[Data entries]
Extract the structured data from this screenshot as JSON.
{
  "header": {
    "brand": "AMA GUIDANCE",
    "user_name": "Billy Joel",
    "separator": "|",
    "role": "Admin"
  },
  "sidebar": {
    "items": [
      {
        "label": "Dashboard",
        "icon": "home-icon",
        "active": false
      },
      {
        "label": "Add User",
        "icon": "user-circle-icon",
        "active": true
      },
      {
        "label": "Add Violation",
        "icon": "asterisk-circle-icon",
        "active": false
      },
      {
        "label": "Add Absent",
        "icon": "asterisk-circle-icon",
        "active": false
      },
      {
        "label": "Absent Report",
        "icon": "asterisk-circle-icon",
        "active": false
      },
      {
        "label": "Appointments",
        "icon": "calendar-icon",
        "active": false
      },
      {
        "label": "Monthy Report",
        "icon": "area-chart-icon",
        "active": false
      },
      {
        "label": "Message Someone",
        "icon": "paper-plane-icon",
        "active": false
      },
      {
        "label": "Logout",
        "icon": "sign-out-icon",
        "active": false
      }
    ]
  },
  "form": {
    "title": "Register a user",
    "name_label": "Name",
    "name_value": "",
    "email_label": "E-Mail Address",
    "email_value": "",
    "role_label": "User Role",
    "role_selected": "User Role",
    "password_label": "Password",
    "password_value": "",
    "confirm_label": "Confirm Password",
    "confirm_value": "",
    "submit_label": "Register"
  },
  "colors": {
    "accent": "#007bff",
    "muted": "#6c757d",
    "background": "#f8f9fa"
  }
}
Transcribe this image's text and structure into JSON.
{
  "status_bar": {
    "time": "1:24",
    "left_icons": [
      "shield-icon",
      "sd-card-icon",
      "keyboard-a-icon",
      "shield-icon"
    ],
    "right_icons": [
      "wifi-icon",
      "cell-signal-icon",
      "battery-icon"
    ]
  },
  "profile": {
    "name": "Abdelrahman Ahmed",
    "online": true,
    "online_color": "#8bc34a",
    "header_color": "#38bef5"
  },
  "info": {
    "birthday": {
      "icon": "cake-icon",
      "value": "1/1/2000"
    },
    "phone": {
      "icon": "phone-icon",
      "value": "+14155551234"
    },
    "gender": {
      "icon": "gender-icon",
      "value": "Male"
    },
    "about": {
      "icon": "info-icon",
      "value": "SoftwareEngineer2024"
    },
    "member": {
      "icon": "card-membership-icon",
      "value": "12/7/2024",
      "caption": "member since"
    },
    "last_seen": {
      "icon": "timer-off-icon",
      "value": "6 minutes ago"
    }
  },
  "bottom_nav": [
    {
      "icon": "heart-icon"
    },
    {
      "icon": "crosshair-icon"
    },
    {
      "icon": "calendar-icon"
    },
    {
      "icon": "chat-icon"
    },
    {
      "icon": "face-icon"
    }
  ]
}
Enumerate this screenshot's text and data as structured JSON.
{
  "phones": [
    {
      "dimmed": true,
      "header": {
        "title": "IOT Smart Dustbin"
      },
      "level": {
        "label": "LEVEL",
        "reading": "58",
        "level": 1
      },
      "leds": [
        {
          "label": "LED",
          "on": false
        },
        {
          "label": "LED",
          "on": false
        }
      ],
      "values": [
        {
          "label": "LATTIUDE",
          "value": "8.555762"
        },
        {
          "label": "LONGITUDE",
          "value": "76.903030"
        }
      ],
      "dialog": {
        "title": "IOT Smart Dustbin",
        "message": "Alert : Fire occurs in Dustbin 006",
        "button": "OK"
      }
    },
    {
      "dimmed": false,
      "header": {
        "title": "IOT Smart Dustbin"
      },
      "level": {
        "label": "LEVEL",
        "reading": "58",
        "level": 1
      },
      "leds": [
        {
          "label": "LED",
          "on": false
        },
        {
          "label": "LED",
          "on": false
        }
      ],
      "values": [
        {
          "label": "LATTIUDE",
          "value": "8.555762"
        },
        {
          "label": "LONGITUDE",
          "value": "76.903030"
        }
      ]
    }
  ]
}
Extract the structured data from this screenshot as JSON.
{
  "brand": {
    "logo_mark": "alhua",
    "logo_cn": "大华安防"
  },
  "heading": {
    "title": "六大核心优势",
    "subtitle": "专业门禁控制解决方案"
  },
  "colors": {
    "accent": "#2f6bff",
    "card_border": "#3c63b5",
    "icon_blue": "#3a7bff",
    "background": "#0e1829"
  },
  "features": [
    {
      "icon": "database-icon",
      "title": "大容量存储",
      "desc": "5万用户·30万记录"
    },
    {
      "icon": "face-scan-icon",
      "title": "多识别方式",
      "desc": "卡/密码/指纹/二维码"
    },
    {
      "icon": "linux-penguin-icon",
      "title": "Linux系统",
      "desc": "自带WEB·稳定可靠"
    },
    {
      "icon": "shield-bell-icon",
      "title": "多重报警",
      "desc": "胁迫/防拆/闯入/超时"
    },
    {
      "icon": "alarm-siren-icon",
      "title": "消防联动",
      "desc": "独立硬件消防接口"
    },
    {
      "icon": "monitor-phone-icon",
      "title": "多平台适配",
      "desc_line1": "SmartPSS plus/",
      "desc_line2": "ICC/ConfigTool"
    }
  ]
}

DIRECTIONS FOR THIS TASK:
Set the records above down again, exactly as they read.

SOLUTION FOR THIS TASK:
Extract the structured data from this screenshot as JSON.
{
  "header": {
    "brand": "AMA GUIDANCE",
    "user_name": "Billy Joel",
    "separator": "|",
    "role": "Admin"
  },
  "sidebar": {
    "items": [
      {
        "label": "Dashboard",
        "icon": "home-icon",
        "active": false
      },
      {
        "label": "Add User",
        "icon": "user-circle-icon",
        "active": true
      },
      {
        "label": "Add Violation",
        "icon": "asterisk-circle-icon",
        "active": false
      },
      {
        "label": "Add Absent",
        "icon": "asterisk-circle-icon",
        "active": false
      },
      {
        "label": "Absent Report",
        "icon": "asterisk-circle-icon",
        "active": false
      },
      {
        "label": "Appointments",
        "icon": "calendar-icon",
        "active": false
      },
      {
        "label": "Monthy Report",
        "icon": "area-chart-icon",
        "active": false
      },
      {
        "label": "Message Someone",
        "icon": "paper-plane-icon",
        "active": false
      },
      {
        "label": "Logout",
        "icon": "sign-out-icon",
        "active": false
      }
    ]
  },
  "form": {
    "title": "Register a user",
    "name_label": "Name",
    "name_value": "",
    "email_label": "E-Mail Address",
    "email_value": "",
    "role_label": "User Role",
    "role_selected": "User Role",
    "password_label": "Password",
    "password_value": "",
    "confirm_label": "Confirm Password",
    "confirm_value": "",
    "submit_label": "Register"
  },
  "colors": {
    "accent": "#007bff",
    "muted": "#6c757d",
    "background": "#f8f9fa"
  }
}
Transcribe this image's text and structure into JSON.
{
  "status_bar": {
    "time": "1:24",
    "left_icons": [
      "shield-icon",
      "sd-card-icon",
      "keyboard-a-icon",
      "shield-icon"
    ],
    "right_icons": [
      "wifi-icon",
      "cell-signal-icon",
      "battery-icon"
    ]
  },
  "profile": {
    "name": "Abdelrahman Ahmed",
    "online": true,
    "online_color": "#8bc34a",
    "header_color": "#38bef5"
  },
  "info": {
    "birthday": {
      "icon": "cake-icon",
      "value": "1/1/2000"
    },
    "phone": {
      "icon": "phone-icon",
      "value": "+14155551234"
    },
    "gender": {
      "icon": "gender-icon",
      "value": "Male"
    },
    "about": {
      "icon": "info-icon",
      "value": "SoftwareEngineer2024"
    },
    "member": {
      "icon": "card-membership-icon",
      "value": "12/7/2024",
      "caption": "member since"
    },
    "last_seen": {
      "icon": "timer-off-icon",
      "value": "6 minutes ago"
    }
  },
  "bottom_nav": [
    {
      "icon": "heart-icon"
    },
    {
      "icon": "crosshair-icon"
    },
    {
      "icon": "calendar-icon"
    },
    {
      "icon": "chat-icon"
    },
    {
      "icon": "face-icon"
    }
  ]
}
Enumerate this screenshot's text and data as structured JSON.
{
  "phones": [
    {
      "dimmed": true,
      "header": {
        "title": "IOT Smart Dustbin"
      },
      "level": {
        "label": "LEVEL",
        "reading": "58",
        "level": 1
      },
      "leds": [
        {
          "label": "LED",
          "on": false
        },
        {
          "label": "LED",
          "on": false
        }
      ],
      "values": [
        {
          "label": "LATTIUDE",
          "value": "8.555762"
        },
        {
          "label": "LONGITUDE",
          "value": "76.903030"
        }
      ],
      "dialog": {
        "title": "IOT Smart Dustbin",
        "message": "Alert : Fire occurs in Dustbin 006",
        "button": "OK"
      }
    },
    {
      "dimmed": false,
      "header": {
        "title": "IOT Smart Dustbin"
      },
      "level": {
        "label": "LEVEL",
        "reading": "58",
        "level": 1
      },
      "leds": [
        {
          "label": "LED",
          "on": false
        },
        {
          "label": "LED",
          "on": false
        }
      ],
      "values": [
        {
          "label": "LATTIUDE",
          "value": "8.555762"
        },
        {
          "label": "LONGITUDE",
          "value": "76.903030"
        }
      ]
    }
  ]
}
Extract the structured data from this screenshot as JSON.
{
  "brand": {
    "logo_mark": "alhua",
    "logo_cn": "大华安防"
  },
  "heading": {
    "title": "六大核心优势",
    "subtitle": "专业门禁控制解决方案"
  },
  "colors": {
    "accent": "#2f6bff",
    "card_border": "#3c63b5",
    "icon_blue": "#3a7bff",
    "background": "#0e1829"
  },
  "features": [
    {
      "icon": "database-icon",
      "title": "大容量存储",
      "desc": "5万用户·30万记录"
    },
    {
      "icon": "face-scan-icon",
      "title": "多识别方式",
      "desc": "卡/密码/指纹/二维码"
    },
    {
      "icon": "linux-penguin-icon",
      "title": "Linux系统",
      "desc": "自带WEB·稳定可靠"
    },
    {
      "icon": "shield-bell-icon",
      "title": "多重报警",
      "desc": "胁迫/防拆/闯入/超时"
    },
    {
      "icon": "alarm-siren-icon",
      "title": "消防联动",
      "desc": "独立硬件消防接口"
    },
    {
      "icon": "monitor-phone-icon",
      "title": "多平台适配",
      "desc_line1": "SmartPSS plus/",
      "desc_line2": "ICC/ConfigTool"
    }
  ]
}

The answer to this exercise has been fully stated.